    • Bring harassment and discrimination claims against landlords. The City has historically relied on tenants and third-party legal services organizations to bring anti-harassment and discrimination claims. The City must more aggressively exercise its right to bring claims on behalf of tenants and dissuade future bad actors.
    • Expand Certification of No Harassment (CONH). The pilot program, which requires landlords to demonstrate they have not harassed their tenants before demolishing a building or making major alterations, should be made permanent and expanded citywide.
    • Increase funding for anti-harassment work and tenant organizing, including legal services and education, by mission-driven and community-based organizations.
    • Educate judges, court personnel, and City agencies on harassment, including existing legislation and remedies. Within the last five years, the City Council has made numerous changes to the Housing Maintenance Code to prevent tenant harassment and punish landlords who harass tenants. Unfortunately, courts and City agencies have not caught up with those changes, and their practices and decisions do not allow tenants to use the full extent of the law to combat harassment. More training of judges, court personnel, and City agencies would help ensure that those laws are actually enforced.
    • Expand Right to Counsel. The current law, which guarantees low-income tenants the right to counsel in housing court, should be immediately implemented across NYC. The law should also be expanded to help more tenants by covering all cases where evictions happen and by doubling the income threshold to 400% of the federal poverty line. The City should also fund community organizing groups so that tenants know and assert their rights.
    • Require landlords to post a Tenants’ Bill of Rights in every rental building. The Bill of Rights, posted in multiple languages, would include information about tenants’ right to a safe and healthy home, information about how to report violations, regulations regarding heat and hot water, and other resources such as information on rent regulation and protections available for domestic violence survivors.39

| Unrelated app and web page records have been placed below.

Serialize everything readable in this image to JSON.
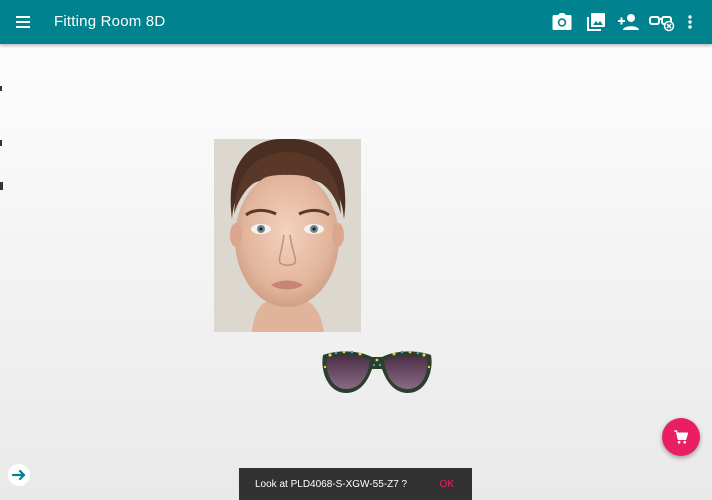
{
  "appbar": {
    "title": "Fitting Room 8D",
    "icons": [
      "menu-icon",
      "camera-icon",
      "gallery-icon",
      "add-person-icon",
      "glasses-remove-icon",
      "more-vert-icon"
    ],
    "color": "#00838f"
  },
  "fab": {
    "icon": "cart-icon",
    "color": "#e91e63"
  },
  "nav": {
    "icon": "arrow-right-icon",
    "color": "#00838f"
  },
  "snackbar": {
    "message": "Look at PLD4068-S-XGW-55-Z7 ?",
    "action": "OK"
  }
}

  • Expand funding for and legalize Accessory Dwelling Units (ADUs). The Pratt Center for Community Development and Chhaya CDC estimated in 2009 that as many as 1 in 16 New Yorkers, primarily immigrants, were living in ADUs40, such as basement and cellar apartments, and that number is likely to have grown significantly since then as housing prices have continued to rise. Through updating the regulatory framework for these units and providing homeowners with an amnesty program, access to low- or no-interest loans, financial counseling, and regulatory agreements to protect tenants, the City could make safe and stable at least 200,000 new, legal apartments and ensure safety and guarantee affordable rents for the population already living in them.41 The de Blasio administration announced support for expansion of the East New York Basement Apartment Conversion Pilot program in February of 2020, but promptly pulled funding from the pilot and any future expansion due to COVID-related budget cuts.42 The next administration should prioritize following through on the pilot and expanding the program citywide.
  • Streamline NYCHA’s system for repairs.
    • Create an office or entity within NYCHA dedicated to execution of capital improvements and require them to submit monthly, public reports on progress and staffing capacity.
    • Require cyclical inspections of all NYCHA units, including converted (Section 8/RAD) developments.
    • Prioritize repairs that affect health, such as mold, lead, and heat and hot water, and ensure that repairs are good quality and address underlying conditions.
    • Allow NYCHA residents to use the 311 system to better track complaints, violations, and repairs. Hold NYCHA accountable for completing these repairs.